Hey, did you hear Amazon may be opening several brick-and-mortar bookstores? Someone said it, but whether it’s true is another thing.

Is the free two-day shipping available to Amazon Prime members hurting the company? When customers buy something small, like a jar of Nutella, and choose their free two-day shipping option as Prime members can, it costs the company a good bit. Amazon is working on multiple schemes for getting their products in your hands quickly, but their current schemes are soaking them. Perhaps if they can only drown all of their competition, they’ll start making money.

Authors Union Seeks Investigation into Amazon.com

The Authors Guild met with the Justice Department in August to request a federal investigation into Amazon.com’s actions against Hachette Book Group in their ongoing dispute over ebook prices and service fees. They say the earth’s largest bookdealer is using anti-trust tactics against publishers like Hachette. Authors United is also preparing to ask the DOJ to get involved. Does this make you want to find other bookseller options, or is this all so inside baseball you don’t care?

Turning Freetime into Books

[First posted May 24, 2003] The Boston Globe reported on Massachusetts resident Francis McInerney, who is Amazon.com’s #7 reviewer [Now he is #36]. He began writing reviews a few years ago in his free time and has become influential among some editors. At least, I assume he has some influence with those editors who send him advance reader copies and galleys.

Quoted in the article, Elizabeth Taylor, literary editor of the Chicago Tribune, said, “I tell reviewers that a review should be a letter to a very smart friend. It should be rigorous, intellectually enterprising, artfully written, persuasive, and the reviewer should be clear about any conflicts and about point of view.” That reminded me of something George Grant said about the books he reviews. He said that after he had read a few chapters, he could usually tell whether the whole book would be worthwhile and if it was, he usually praised its merits. If it wasn’t, he stopped reading. That’s why, he said, most of his reviews were positive. He didn’t want to waste his time or his readers’ by reading and reviewing an avoidable book. World Magazine Editor Marvin Olasky made a similar comment regarding the books he reads while on his treadmill.
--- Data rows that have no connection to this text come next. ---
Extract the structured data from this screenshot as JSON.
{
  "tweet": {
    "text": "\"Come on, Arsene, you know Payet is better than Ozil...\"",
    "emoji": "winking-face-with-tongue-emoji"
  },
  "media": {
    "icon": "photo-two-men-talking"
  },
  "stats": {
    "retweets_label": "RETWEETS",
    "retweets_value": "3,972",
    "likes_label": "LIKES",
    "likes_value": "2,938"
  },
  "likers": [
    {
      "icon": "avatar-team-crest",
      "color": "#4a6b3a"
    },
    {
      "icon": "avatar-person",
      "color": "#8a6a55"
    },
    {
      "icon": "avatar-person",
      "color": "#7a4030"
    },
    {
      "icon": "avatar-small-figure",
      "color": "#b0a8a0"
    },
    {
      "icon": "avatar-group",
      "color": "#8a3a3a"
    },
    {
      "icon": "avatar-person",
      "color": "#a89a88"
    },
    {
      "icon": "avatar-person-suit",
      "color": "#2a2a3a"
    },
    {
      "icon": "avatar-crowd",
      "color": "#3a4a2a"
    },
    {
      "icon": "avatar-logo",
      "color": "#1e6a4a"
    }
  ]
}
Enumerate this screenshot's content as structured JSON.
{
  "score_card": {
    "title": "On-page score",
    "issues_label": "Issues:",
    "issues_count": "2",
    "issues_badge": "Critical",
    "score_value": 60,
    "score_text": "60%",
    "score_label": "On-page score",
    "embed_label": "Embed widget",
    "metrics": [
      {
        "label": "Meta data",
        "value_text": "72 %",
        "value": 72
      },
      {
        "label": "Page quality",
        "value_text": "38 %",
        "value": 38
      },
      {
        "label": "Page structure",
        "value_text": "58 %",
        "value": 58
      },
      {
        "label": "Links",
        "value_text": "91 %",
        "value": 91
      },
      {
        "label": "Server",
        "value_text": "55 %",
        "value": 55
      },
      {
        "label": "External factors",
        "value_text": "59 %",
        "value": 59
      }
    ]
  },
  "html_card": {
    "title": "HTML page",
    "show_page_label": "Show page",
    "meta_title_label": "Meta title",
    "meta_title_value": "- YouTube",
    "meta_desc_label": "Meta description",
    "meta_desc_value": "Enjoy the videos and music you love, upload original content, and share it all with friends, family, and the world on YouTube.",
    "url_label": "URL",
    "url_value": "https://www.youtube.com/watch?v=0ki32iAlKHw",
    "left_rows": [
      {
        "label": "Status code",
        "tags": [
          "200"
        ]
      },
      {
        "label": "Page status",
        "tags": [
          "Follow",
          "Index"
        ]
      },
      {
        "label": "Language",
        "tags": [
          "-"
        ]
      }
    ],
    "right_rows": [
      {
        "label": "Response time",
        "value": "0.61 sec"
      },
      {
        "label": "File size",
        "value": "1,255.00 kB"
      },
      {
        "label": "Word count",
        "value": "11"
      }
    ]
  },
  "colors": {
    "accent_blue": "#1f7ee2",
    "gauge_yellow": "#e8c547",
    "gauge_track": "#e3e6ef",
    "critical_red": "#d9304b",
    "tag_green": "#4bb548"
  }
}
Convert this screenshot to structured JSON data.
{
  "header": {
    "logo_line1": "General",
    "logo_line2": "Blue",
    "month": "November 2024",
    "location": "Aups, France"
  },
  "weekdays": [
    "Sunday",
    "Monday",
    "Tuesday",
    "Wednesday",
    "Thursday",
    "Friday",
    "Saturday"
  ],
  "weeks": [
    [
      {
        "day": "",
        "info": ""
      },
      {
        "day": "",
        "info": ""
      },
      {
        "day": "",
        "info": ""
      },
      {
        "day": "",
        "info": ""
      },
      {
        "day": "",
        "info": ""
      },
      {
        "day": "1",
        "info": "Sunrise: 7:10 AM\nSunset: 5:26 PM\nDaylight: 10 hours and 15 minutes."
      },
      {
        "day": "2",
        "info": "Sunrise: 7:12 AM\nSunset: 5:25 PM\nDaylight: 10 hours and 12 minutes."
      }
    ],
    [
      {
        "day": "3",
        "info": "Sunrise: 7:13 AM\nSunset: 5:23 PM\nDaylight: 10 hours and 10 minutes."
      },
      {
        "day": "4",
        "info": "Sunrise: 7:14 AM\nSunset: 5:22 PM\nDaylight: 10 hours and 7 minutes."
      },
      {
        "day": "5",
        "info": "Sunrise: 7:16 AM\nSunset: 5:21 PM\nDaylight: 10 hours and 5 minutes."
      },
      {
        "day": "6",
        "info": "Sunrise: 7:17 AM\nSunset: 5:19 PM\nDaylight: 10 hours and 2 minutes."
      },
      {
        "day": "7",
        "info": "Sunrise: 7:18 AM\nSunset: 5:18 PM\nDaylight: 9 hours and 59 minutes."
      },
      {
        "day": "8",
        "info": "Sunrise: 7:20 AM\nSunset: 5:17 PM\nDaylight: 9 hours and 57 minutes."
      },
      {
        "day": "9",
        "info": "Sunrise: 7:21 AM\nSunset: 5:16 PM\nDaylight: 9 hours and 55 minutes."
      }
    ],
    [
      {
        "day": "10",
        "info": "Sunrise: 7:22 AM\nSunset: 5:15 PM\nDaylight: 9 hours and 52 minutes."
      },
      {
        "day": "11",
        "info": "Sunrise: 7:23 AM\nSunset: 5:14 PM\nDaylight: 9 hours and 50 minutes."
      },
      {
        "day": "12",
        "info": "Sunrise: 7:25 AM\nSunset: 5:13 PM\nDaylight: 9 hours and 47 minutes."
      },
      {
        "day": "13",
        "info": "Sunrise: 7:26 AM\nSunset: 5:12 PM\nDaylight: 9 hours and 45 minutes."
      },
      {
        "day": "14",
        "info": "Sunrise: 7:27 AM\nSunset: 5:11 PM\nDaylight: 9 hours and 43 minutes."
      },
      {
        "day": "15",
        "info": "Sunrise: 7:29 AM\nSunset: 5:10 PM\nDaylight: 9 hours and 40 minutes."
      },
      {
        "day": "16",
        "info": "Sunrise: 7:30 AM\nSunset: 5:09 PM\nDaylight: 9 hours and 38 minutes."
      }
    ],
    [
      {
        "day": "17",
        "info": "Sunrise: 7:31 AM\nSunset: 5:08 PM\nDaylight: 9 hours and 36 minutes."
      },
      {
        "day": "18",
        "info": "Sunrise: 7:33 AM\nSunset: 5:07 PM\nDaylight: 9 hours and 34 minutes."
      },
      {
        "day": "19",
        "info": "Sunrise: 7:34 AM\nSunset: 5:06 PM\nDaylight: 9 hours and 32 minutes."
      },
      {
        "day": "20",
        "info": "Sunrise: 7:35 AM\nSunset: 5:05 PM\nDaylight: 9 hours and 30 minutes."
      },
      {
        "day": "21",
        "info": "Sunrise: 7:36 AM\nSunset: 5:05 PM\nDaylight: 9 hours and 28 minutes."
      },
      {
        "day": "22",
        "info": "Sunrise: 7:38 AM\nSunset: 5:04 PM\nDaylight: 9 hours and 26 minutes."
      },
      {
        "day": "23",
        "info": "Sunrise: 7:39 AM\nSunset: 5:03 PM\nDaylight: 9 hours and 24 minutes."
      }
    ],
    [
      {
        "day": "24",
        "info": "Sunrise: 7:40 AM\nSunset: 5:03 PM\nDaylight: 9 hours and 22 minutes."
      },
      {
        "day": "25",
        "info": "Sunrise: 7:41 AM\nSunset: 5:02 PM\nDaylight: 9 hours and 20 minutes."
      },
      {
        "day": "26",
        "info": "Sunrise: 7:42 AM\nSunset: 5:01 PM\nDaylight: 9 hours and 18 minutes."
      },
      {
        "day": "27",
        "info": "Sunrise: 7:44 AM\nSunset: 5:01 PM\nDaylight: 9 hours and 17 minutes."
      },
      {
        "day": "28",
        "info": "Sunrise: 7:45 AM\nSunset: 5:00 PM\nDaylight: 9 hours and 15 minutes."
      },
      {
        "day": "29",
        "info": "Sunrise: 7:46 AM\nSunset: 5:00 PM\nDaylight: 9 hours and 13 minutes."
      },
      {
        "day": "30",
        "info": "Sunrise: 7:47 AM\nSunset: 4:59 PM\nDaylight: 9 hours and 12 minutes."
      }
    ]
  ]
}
That’s as it should be, isn’t it? What purpose is served by negative reviews in general? Steve Almond, who had a short story collection published in 2002, wrote an article on the pain of negative reviews in the current issue of Poets & Writers Magazine. It supports my notion that book reviews in general ought to be positive. The existence of the review draws attention to the book being review, and some believe that no publicity is bad; so why do some books warrant a special warning for the hapless reader? I think I understand negative reviews of bestsellers. Books on the Top 10 lists attract attention, and if a particularly bad book makes it there, professional reviewers may feel obligated to warn their trusted readership against it, as does David Prather of The Huntsville Times in his review of the best-selling The Da Vinci Code. He wrote, “How much dreadful writing can [readers] accept to follow an interesting plot?” But of course, a bestseller must have something going for it or it wouldn’t be a bestseller—or maybe, it wouldn’t be a bestseller for weeks on end. But for those books which receive a lot of hype, like Mrs. Clinton’s upcoming, deserve honest reviews from a professional. (first seen on MobyLives.com)

Speaking of reviews, The Mobile Press-Register reviewed a biography of the great Southern writer Peter Taylor. Reviewer Thomas Uskali summaries the book by Hubert McAlexander by writing, “McAlexander covers every year of Taylor’s life, but in a manner that bogs down in details gleaned from interviews, letters and other research. Taylor himself told McAlexander that he didn’t consider his own life worthy of a biography, and while it is absolutely certain that Taylor’s life warrants one, it is also clear that there is much richness that gets overlooked in the barrage of minutiae.”